Cash flow and emotions are funny things. There is no better feeling than being cash rich on Saturday night. The feelings of money and success engulf us at a very young age. 

Cash flow and emotions are funny things. There is no better feeling than being cash rich on Saturday night. The feelings of money and success engulf us at a very young age. Whether it is an allowance we received as youth, payment for a paper route or just Dad being gracious and giving us a few bucks, money was-and still is-a good thing. A little money in our pocket offered options for the movies, a candy bar, dates, and all the other fun stuff. Money may not bring happiness, but poverty isn’t a substitute for finding happiness.

So it is hard for some business owners to understand that how much money you have in the bank is not necessarily a good measurement of your current financial success. You can have cash in the bank and be going broke or you can have no money in the bank but profits are growing and the cash will follow.

Yearly cash flow cycles are a good explanation of this.
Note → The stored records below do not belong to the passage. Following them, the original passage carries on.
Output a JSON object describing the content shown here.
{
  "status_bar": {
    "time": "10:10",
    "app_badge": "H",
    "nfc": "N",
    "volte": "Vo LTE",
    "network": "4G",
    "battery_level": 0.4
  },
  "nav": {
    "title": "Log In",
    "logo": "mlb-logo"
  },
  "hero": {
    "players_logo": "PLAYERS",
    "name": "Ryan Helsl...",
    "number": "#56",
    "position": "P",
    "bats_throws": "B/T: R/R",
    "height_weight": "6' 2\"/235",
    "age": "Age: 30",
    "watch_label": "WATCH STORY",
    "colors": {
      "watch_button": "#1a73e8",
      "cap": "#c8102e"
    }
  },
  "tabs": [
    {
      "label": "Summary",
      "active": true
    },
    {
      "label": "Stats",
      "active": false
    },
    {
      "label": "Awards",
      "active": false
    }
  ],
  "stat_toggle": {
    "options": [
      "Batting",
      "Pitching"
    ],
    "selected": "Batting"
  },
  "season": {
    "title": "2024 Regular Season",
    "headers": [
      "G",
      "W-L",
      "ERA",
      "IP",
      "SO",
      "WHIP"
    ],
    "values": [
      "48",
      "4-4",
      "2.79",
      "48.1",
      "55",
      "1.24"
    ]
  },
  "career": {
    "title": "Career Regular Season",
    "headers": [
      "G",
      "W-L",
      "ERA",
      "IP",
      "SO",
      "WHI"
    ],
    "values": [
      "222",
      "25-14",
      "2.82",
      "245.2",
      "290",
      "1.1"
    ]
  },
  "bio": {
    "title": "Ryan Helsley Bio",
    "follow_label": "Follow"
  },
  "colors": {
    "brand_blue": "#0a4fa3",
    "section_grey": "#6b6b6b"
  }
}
In the spring, you may find cash the tightest as you gear up and have to spend more money on hiring, material purchases and other related mobilization costs. As you wind down in fall, cash flow can improve as you collect money from summer jobs and move into the slower fall season. In the spring, profit is up but cash is down and vice versa in the fall.

Moving from residential to commercial work can also cause contractors cash flow issues. Many residential contractors take a deposit before they begin the job and collect the remaining balance upon completion. If billed and managed correctly, you may actually have a positive cash flow, as you are working on the customer’s money. Moving into commercial work where it takes from 30 to 90 days to get paid means you now need 30 to 90 days of cash equal to your sales. A contractor doing $100,000 a month in sales who suddenly shifted to 50 percent commercial work would need $100,000 in cash to fund 60 days of receivables

Purchasing Equipment

Contractors also can misunderstand the tax impact of taking the 100 percent depreciation on equipment. Many contractors will sit down with their accountant at year end and find that they owe taxes. The accountant will ask them if they need to buy any equipment because doing so will reduce their taxes. It is important for the contractor to understand that this merely changes the cash flow timing of the taxes and may not necessarily avoid them.

Suppose a contractor buys $60,000 worth of vehicles to avoid taxes and borrows the money to make payments on the equipment. Suppose equipment payments are $1,500 a month. The problem is that this $1,500 is after taxes. By taking all the depreciation when the equipment was purchased, there is nothing left to write off, but the contractor still has to make payments. A $1,500 payment now requires $2,000 a month or more in profits as the money is after-tax dollars. Of course, the contractor can buy more equipment but now the pyramid builds and several years of this can have a contractor making thousands of dollars in equipment payments. Suddenly, the market slows and the contractor has huge after-tax monthly payments with no need for the vehicles. Buying vehicles merely to avoid taxes is a dangerous practice.

Dividend Draws

Another area where contractors can unknowingly impact cash flow is through dividend draws. Many contractors have chosen to use either an LLC trading as a Sub Chapter S or a Sub Chapter S as corporate structure. Under this structure, they can draw part of their salary as a dividend and not a paycheck, thereby avoiding FICA, unemployment, workers’ comp and other related payroll taxes. Sub Chapter S draws are not posted on the monthly profit and loss statements, as they are only a balance sheet transaction. Draws are taken out of the company equity and paid directly to the owner. Since owner draws are not listed on the profit and loss statement, contractors can mistakenly draw too much out of the company. To make matters worse, their accountants frequently post personal expenses or tax payments as a dividend draw. Many contractors are not that familiar with balance sheets and quickly get into a cash flow bind when taking draws. Consult your accountant and make sure you clearly understand how draws impact cash flow and whether the company can afford them.

Don’t be surprised if your bank tries to downsize or pull your line of credit. Credit is much tighter and bank guidelines are much more stringent. Pulling your line may not have anything to do with your own credit or ability to pay the loan. Your bank may simply have too much of that type of credit, has shifted ownership or their internal systems have changed. Lines of credit are not designed for use as working capital. Most banks are looking for lines of credit to be paid off for at least 30 days during the year. If not, they see the lines of credit as capital loans and not lines of credit. Another trend is for banks to charge a fee for your line of credit even if you are not using it.

Some contractors tend to look at a profit and loss statement as a checkbook. Unlike checkbooks, profit and loss statements do not measure how much money you have in the bank. You have to refer to you balance sheet to understand cash flow. Just because your profit and loss statement shows you made money does not mean that money is actually in your bank account.